To do -
Copy out each line of the entries where the word "time" is present.

Excerpted data -
:::::

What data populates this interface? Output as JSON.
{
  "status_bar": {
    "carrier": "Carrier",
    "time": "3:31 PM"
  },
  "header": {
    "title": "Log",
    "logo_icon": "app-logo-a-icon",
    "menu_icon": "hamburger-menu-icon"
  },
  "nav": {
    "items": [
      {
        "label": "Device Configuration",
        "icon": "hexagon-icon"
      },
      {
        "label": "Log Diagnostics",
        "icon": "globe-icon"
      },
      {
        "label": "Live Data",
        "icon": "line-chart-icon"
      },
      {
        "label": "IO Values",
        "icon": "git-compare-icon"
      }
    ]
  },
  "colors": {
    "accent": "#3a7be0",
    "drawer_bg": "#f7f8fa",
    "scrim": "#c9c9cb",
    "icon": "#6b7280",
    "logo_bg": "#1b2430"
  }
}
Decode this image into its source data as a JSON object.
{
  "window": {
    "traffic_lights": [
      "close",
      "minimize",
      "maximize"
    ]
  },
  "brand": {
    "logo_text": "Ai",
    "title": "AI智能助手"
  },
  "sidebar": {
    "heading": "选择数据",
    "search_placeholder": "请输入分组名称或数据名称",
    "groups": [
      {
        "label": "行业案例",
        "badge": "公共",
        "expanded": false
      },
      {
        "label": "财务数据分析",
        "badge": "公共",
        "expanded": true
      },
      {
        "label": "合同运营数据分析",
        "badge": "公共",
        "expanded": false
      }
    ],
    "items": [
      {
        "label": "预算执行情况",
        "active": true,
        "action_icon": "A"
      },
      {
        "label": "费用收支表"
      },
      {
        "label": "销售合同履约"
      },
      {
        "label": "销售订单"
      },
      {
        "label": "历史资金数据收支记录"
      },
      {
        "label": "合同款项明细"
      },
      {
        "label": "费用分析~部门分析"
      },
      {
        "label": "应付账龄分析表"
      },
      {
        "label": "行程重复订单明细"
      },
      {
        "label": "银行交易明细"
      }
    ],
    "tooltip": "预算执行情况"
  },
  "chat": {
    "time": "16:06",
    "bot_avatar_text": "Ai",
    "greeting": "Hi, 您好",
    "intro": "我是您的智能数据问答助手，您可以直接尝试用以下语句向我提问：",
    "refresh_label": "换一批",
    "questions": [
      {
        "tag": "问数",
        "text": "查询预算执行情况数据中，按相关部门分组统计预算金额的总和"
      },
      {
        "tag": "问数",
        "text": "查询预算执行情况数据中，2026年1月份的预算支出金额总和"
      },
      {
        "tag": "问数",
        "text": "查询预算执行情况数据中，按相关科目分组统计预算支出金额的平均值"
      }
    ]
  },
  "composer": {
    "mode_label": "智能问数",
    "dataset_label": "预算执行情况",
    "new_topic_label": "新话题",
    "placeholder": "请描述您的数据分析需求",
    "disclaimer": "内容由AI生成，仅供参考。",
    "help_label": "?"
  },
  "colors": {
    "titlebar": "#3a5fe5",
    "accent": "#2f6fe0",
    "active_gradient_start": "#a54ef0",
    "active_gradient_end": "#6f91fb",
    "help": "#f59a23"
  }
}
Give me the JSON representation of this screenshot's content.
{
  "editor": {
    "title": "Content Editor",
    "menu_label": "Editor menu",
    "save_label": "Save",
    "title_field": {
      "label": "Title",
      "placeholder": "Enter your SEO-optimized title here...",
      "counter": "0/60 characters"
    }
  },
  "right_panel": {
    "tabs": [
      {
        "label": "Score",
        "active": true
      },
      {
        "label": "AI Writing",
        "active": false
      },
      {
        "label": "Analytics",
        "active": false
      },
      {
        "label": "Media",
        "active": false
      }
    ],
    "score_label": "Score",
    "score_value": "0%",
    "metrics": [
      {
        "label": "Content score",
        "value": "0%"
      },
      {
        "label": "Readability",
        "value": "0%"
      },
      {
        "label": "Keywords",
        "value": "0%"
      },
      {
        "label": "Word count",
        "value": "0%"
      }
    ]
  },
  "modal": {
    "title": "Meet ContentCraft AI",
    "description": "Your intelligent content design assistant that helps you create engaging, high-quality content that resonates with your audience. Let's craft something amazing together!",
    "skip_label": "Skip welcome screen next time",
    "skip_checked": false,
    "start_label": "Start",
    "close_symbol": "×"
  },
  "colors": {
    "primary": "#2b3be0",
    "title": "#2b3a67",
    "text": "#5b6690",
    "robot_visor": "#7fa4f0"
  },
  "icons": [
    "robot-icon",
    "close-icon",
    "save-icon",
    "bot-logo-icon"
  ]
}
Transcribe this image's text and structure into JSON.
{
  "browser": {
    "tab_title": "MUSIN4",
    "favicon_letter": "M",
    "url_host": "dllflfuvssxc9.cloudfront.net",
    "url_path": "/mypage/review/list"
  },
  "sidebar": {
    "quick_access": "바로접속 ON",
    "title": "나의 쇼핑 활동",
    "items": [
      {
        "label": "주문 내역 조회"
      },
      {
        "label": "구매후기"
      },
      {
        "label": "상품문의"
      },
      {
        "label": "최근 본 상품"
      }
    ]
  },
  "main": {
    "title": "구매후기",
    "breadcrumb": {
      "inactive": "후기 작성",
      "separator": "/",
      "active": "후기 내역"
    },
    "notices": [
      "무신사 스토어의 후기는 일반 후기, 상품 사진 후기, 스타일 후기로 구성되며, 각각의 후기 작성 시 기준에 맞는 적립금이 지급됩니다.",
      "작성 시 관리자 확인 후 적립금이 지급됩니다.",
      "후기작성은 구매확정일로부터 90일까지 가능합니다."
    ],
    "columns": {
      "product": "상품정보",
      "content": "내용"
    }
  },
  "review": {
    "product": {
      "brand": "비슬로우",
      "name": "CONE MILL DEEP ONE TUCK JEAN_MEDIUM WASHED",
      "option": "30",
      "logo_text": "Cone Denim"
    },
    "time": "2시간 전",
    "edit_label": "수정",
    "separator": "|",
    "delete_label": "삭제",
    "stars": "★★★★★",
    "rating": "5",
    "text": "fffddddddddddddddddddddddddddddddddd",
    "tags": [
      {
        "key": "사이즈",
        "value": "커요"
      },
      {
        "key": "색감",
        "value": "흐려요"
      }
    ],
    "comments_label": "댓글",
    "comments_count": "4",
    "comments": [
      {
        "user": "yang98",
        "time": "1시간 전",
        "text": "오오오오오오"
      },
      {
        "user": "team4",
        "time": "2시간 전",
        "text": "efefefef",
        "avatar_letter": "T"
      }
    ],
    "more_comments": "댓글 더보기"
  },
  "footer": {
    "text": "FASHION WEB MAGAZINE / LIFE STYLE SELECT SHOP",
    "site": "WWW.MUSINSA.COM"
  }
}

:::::

Answer below -
    "time": "3:31 PM"
    "time": "16:06",
    "skip_label": "Skip welcome screen next time",
    "time": "2시간 전",
        "time": "1시간 전",
        "time": "2시간 전",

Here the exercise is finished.